Data about app and page elements:
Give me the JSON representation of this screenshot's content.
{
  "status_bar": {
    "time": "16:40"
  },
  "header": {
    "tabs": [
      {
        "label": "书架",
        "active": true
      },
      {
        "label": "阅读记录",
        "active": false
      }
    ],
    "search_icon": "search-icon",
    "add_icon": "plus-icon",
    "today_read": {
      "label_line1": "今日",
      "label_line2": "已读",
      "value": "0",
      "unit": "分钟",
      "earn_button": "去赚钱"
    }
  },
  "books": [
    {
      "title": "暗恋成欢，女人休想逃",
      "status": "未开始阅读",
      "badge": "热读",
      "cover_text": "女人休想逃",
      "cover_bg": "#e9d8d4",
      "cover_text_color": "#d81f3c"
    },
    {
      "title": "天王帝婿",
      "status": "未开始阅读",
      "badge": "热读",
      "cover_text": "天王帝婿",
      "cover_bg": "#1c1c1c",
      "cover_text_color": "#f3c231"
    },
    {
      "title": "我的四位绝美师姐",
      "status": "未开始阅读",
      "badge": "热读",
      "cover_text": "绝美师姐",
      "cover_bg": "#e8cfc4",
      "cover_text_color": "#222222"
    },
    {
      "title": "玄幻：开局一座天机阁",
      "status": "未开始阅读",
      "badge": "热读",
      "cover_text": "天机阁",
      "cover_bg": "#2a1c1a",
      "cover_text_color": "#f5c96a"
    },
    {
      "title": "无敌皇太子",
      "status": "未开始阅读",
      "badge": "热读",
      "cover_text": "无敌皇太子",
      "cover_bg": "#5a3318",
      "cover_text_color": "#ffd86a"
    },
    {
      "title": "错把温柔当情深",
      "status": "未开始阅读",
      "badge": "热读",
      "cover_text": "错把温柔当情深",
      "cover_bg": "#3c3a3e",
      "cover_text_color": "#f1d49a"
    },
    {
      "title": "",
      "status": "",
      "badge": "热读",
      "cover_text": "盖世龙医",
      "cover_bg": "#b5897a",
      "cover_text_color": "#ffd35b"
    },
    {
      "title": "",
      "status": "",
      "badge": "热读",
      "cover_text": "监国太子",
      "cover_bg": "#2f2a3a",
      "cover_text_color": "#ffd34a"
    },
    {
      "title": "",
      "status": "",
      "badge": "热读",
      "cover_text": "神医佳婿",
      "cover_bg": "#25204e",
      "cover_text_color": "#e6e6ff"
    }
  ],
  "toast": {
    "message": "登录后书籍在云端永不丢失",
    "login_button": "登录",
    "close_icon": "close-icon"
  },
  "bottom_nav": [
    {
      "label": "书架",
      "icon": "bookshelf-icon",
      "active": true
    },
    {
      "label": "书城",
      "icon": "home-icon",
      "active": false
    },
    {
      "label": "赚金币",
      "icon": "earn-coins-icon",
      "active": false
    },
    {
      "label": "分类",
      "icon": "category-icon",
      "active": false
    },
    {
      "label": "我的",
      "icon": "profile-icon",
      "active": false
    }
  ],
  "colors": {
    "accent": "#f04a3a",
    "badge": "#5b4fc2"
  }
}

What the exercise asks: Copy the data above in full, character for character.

The completed task:
Give me the JSON representation of this screenshot's content.
{
  "status_bar": {
    "time": "16:40"
  },
  "header": {
    "tabs": [
      {
        "label": "书架",
        "active": true
      },
      {
        "label": "阅读记录",
        "active": false
      }
    ],
    "search_icon": "search-icon",
    "add_icon": "plus-icon",
    "today_read": {
      "label_line1": "今日",
      "label_line2": "已读",
      "value": "0",
      "unit": "分钟",
      "earn_button": "去赚钱"
    }
  },
  "books": [
    {
      "title": "暗恋成欢，女人休想逃",
      "status": "未开始阅读",
      "badge": "热读",
      "cover_text": "女人休想逃",
      "cover_bg": "#e9d8d4",
      "cover_text_color": "#d81f3c"
    },
    {
      "title": "天王帝婿",
      "status": "未开始阅读",
      "badge": "热读",
      "cover_text": "天王帝婿",
      "cover_bg": "#1c1c1c",
      "cover_text_color": "#f3c231"
    },
    {
      "title": "我的四位绝美师姐",
      "status": "未开始阅读",
      "badge": "热读",
      "cover_text": "绝美师姐",
      "cover_bg": "#e8cfc4",
      "cover_text_color": "#222222"
    },
    {
      "title": "玄幻：开局一座天机阁",
      "status": "未开始阅读",
      "badge": "热读",
      "cover_text": "天机阁",
      "cover_bg": "#2a1c1a",
      "cover_text_color": "#f5c96a"
    },
    {
      "title": "无敌皇太子",
      "status": "未开始阅读",
      "badge": "热读",
      "cover_text": "无敌皇太子",
      "cover_bg": "#5a3318",
      "cover_text_color": "#ffd86a"
    },
    {
      "title": "错把温柔当情深",
      "status": "未开始阅读",
      "badge": "热读",
      "cover_text": "错把温柔当情深",
      "cover_bg": "#3c3a3e",
      "cover_text_color": "#f1d49a"
    },
    {
      "title": "",
      "status": "",
      "badge": "热读",
      "cover_text": "盖世龙医",
      "cover_bg": "#b5897a",
      "cover_text_color": "#ffd35b"
    },
    {
      "title": "",
      "status": "",
      "badge": "热读",
      "cover_text": "监国太子",
      "cover_bg": "#2f2a3a",
      "cover_text_color": "#ffd34a"
    },
    {
      "title": "",
      "status": "",
      "badge": "热读",
      "cover_text": "神医佳婿",
      "cover_bg": "#25204e",
      "cover_text_color": "#e6e6ff"
    }
  ],
  "toast": {
    "message": "登录后书籍在云端永不丢失",
    "login_button": "登录",
    "close_icon": "close-icon"
  },
  "bottom_nav": [
    {
      "label": "书架",
      "icon": "bookshelf-icon",
      "active": true
    },
    {
      "label": "书城",
      "icon": "home-icon",
      "active": false
    },
    {
      "label": "赚金币",
      "icon": "earn-coins-icon",
      "active": false
    },
    {
      "label": "分类",
      "icon": "category-icon",
      "active": false
    },
    {
      "label": "我的",
      "icon": "profile-icon",
      "active": false
    }
  ],
  "colors": {
    "accent": "#f04a3a",
    "badge": "#5b4fc2"
  }
}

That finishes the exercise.